§ **Task to complete**:
Would you write out the records below exactly as given?

*** Opening of Dataset excerpts ***

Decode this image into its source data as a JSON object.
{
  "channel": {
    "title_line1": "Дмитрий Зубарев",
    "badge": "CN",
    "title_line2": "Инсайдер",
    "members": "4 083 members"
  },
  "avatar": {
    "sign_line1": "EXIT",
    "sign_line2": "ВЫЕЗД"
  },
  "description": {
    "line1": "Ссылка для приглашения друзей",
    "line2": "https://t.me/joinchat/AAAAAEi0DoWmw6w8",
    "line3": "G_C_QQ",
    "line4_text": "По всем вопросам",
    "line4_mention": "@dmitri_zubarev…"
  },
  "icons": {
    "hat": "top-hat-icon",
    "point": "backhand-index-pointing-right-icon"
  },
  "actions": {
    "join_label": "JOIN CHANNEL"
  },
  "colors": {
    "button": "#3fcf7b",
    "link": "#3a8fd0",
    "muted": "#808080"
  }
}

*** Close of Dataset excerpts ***

§ **Answer to this problem**:
Decode this image into its source data as a JSON object.
{
  "channel": {
    "title_line1": "Дмитрий Зубарев",
    "badge": "CN",
    "title_line2": "Инсайдер",
    "members": "4 083 members"
  },
  "avatar": {
    "sign_line1": "EXIT",
    "sign_line2": "ВЫЕЗД"
  },
  "description": {
    "line1": "Ссылка для приглашения друзей",
    "line2": "https://t.me/joinchat/AAAAAEi0DoWmw6w8",
    "line3": "G_C_QQ",
    "line4_text": "По всем вопросам",
    "line4_mention": "@dmitri_zubarev…"
  },
  "icons": {
    "hat": "top-hat-icon",
    "point": "backhand-index-pointing-right-icon"
  },
  "actions": {
    "join_label": "JOIN CHANNEL"
  },
  "colors": {
    "button": "#3fcf7b",
    "link": "#3a8fd0",
    "muted": "#808080"
  }
}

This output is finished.